■ **EXERCISE GOAL**
Across the records that follow, give the number of lines containing the word "image" and nothing else.

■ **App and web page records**
------------------------------------------------------------

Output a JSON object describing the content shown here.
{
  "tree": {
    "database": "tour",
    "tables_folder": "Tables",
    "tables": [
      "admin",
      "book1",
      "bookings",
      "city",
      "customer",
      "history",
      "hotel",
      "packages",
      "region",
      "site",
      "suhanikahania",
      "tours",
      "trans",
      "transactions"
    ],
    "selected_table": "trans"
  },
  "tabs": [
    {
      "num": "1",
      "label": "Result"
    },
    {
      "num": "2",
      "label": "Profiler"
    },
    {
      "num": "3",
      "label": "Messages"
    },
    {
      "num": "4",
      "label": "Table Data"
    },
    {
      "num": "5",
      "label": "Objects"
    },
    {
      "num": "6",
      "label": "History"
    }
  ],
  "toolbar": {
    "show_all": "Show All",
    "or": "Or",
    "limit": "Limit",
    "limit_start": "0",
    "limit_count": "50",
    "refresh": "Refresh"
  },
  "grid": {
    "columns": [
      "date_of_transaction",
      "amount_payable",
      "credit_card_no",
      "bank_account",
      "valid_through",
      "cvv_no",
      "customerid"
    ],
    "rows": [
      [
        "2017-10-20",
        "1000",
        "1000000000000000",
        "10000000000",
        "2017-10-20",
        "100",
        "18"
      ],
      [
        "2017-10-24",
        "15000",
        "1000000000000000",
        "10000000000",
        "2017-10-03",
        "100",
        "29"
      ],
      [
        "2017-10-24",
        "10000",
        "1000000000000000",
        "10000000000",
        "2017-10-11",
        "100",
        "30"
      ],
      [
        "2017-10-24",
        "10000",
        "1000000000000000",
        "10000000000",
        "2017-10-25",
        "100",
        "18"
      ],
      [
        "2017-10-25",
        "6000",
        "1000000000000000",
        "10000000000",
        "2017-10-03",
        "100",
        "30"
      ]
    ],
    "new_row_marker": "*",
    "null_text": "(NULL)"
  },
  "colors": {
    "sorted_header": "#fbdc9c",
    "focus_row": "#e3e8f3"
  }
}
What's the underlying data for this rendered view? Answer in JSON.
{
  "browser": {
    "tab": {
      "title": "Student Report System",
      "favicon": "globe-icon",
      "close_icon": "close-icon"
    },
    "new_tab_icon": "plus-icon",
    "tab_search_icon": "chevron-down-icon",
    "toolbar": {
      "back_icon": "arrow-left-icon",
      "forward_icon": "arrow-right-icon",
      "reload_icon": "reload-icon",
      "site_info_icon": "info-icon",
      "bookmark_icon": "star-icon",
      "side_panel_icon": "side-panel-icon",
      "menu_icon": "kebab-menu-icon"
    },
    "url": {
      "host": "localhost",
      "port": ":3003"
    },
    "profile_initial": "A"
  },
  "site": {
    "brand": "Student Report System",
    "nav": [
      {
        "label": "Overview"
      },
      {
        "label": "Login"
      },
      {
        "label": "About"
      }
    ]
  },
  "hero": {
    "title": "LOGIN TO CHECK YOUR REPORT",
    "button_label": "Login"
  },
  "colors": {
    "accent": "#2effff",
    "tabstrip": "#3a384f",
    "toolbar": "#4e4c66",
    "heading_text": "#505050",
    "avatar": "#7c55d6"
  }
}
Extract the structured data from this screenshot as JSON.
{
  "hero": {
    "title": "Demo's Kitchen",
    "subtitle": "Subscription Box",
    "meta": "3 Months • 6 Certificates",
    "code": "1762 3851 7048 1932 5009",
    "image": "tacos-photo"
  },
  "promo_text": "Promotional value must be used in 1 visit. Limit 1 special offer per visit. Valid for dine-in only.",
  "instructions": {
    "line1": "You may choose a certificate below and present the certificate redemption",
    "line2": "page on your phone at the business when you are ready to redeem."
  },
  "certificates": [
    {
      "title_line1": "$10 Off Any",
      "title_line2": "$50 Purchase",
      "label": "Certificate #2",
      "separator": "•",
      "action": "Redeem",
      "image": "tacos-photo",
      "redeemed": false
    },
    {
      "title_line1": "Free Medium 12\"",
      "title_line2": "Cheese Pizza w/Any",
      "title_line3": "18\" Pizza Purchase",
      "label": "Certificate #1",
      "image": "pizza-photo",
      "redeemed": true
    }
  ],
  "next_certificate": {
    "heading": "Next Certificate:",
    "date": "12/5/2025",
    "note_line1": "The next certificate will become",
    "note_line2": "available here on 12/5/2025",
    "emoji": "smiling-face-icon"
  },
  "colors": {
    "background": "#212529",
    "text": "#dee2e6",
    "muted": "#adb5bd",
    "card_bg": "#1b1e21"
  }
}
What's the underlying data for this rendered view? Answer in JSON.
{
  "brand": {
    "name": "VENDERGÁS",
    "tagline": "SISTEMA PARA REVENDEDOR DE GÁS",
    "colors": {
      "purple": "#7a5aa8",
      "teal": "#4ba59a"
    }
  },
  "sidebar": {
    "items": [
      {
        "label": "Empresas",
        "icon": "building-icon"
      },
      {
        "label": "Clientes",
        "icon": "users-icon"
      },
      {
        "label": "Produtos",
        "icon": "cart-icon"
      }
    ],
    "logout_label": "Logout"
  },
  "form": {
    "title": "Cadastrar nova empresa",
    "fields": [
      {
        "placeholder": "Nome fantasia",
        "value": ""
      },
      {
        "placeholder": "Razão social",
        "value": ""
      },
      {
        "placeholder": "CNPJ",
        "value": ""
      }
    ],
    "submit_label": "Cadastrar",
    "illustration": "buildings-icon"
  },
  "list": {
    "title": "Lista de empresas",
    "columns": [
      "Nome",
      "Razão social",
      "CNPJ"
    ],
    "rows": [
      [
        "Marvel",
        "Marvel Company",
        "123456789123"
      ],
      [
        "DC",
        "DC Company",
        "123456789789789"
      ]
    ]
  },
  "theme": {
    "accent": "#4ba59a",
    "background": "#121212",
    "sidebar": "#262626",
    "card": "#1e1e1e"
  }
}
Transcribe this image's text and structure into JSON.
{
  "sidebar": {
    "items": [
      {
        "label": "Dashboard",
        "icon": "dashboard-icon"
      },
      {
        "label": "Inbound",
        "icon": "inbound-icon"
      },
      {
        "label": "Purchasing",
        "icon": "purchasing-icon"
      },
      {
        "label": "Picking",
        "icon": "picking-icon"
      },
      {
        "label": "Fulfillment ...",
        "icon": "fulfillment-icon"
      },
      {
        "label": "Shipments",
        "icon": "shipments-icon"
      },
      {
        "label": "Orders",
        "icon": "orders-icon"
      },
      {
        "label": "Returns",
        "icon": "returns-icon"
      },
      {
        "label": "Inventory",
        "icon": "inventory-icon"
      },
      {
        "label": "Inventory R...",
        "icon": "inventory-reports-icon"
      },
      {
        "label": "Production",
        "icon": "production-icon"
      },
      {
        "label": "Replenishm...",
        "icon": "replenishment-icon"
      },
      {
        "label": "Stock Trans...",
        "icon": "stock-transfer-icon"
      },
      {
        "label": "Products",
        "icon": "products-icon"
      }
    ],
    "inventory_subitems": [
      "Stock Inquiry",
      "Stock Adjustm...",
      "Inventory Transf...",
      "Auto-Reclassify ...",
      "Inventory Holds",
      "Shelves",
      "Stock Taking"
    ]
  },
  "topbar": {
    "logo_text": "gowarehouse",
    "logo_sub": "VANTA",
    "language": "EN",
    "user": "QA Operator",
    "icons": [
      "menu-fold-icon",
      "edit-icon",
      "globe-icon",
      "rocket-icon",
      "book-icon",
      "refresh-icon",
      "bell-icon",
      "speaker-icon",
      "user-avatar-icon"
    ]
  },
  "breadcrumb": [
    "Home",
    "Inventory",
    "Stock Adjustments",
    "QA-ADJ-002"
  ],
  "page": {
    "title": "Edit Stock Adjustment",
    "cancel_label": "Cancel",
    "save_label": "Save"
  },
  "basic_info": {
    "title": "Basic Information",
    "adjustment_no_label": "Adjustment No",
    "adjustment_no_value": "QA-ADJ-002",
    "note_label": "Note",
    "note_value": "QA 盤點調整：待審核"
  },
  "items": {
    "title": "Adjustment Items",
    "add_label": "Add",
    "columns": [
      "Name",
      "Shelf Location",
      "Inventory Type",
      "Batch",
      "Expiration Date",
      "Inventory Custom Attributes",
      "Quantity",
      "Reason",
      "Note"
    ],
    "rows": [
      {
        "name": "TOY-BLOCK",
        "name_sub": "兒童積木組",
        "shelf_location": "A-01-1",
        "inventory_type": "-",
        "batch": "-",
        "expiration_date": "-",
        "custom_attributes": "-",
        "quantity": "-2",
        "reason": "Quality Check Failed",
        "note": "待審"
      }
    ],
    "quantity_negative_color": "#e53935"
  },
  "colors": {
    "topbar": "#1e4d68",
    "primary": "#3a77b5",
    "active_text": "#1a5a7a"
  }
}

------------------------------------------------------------

■ **OUTPUT OF THE TASK**
4